counts against Defendants with regards to the enactment and enforcement of the Patient Protection and Affordable Care Act of 2010 (" ACA" ). Plaintiffs assert that because they are Catholic, religious entities and employers, the requirements of the ACA to provide contraceptive, sterilization, and abortion services to employees violate Plaintiffs' sincerely held religious beliefs. (Am. Compl. ¶¶ 2-5.) Specifically, Plaintiffs allege Defendants, in the enactment and enforcement of the ACA, violate the Religious Freedom Restoration Act, the First Amendment of the U.S. Constitution, and the Administrative Procedure Act. (Am. Compl. ¶¶ 200-304.) Defendants move to dismiss Plaintiffs' Amended Complaint for lack of subject-matter jurisdiction, arguing Plaintiffs lack standing, and that the matter is not ripe for adjudication. For the reasons presented below, Defendants' Motion to Dismiss is granted, and the Amended Complaint is dismissed without prejudice.
The instant action is one of many filed across the country, challenging the legality of the ACA's regulations regarding contraception and preventative care. In granting a similar motion to dismiss on the basis of standing and ripeness, Judge Boasberg of the District of D.C. provided a detailed explanation of the statutory history. See Belmont Abbey College v. Sebelius, 878 F.Supp.2d 25 (D.D.C.2012)( Belmont Abbey ). The United States Department of Health and Human Services enlisted the guidance of the Institute of Medicine, a private health policy organization, to establish guidelines regarding preventative health care for the Health Resources and Services Administration (" HRSA" ). The Institute of Medicine suggested, among other proposals, that insurance plans be required to cover contraceptives and sterilization procedures, including emergency contraceptives, such as the " morning-after" pill. Id. at 29. HRSA adopted these proposed guidelines; and, on August 1, 2011, the Department of Health and Human Services, the Department of Labor, and the Department of Treasury (" the Departments" ) issued an interim final rule, requiring group insurance plans to cover the preventative services for women suggested by the Institute of Medicine. Id. at 29-30 (quoting 76 Fed. Reg. 46621; 45 C.F.R. § 147.130). According to the federal regulation, all insurance plans and policies, unless specifically exempt, must provide women coverage for contraceptive services, beginning on August 1, 2012, without any cost-sharing requirements. Id.
The Departments acknowledged the impact on the religious beliefs of some religious employers if they were required to cover contraceptive services. Wheaton College v. Sebelius, 887 F.Supp.2d 102, 105-06 (D.D.C.2012)( Wheaton College ). The interim final rule gave exemption to certain employers, including churches or religious orders, and other employers that meet the following criteria:

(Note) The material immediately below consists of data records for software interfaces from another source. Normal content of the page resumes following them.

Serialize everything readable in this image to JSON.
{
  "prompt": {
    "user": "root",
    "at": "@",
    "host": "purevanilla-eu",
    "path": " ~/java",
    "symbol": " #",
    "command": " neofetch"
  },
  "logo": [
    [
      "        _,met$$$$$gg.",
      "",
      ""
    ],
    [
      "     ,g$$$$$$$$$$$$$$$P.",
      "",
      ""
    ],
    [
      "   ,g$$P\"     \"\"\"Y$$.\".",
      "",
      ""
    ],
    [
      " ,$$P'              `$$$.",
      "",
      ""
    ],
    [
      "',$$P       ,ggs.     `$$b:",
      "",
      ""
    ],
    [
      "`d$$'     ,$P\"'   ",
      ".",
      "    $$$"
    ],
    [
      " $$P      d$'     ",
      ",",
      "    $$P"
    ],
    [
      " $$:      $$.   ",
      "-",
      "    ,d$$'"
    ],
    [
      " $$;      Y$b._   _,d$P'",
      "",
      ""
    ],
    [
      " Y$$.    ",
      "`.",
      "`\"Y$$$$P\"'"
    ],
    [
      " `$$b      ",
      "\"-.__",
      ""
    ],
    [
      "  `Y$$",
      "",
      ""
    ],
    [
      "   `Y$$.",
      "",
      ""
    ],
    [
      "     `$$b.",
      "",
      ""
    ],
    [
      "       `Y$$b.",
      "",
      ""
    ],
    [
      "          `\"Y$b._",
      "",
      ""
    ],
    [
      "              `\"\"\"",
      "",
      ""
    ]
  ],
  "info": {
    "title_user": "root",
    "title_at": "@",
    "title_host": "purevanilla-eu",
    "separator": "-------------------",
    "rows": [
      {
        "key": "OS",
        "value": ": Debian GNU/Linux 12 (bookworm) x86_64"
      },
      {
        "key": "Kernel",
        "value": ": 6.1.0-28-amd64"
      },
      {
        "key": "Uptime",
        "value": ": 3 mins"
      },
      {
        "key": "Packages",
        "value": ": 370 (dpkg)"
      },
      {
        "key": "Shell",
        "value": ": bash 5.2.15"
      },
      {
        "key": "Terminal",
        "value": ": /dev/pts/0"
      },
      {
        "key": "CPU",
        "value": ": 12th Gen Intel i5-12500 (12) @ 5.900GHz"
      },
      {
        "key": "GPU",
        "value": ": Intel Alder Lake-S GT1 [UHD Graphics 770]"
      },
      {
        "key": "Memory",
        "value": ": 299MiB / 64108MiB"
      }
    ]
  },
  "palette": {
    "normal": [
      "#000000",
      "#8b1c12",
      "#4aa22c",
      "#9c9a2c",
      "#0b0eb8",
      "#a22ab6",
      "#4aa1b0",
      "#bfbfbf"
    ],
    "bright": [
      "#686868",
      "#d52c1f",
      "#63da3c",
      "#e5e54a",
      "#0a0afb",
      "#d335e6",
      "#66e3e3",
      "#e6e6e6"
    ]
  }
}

(1) The inculcation of religious values is the purpose of the organization. (2) The organization primarily employs persons who share the religious tenets of the organization. (3) The organization serves primarily persons who share the religious tenets of the organization. (4) The organization is a nonprofit organization as described in section 6033(a)(1) and section 6033(a)(3)(A)(i) or (iii) of the Internal Revenue Code of 1986, as amended.
45 C.F.R. § 147.130(a)(1)(iv)(B). The Departments invited comments to the interim final rule, specifically with regards to the definition of religious employer, described above. In response to the comments received,
the Departments stated the ...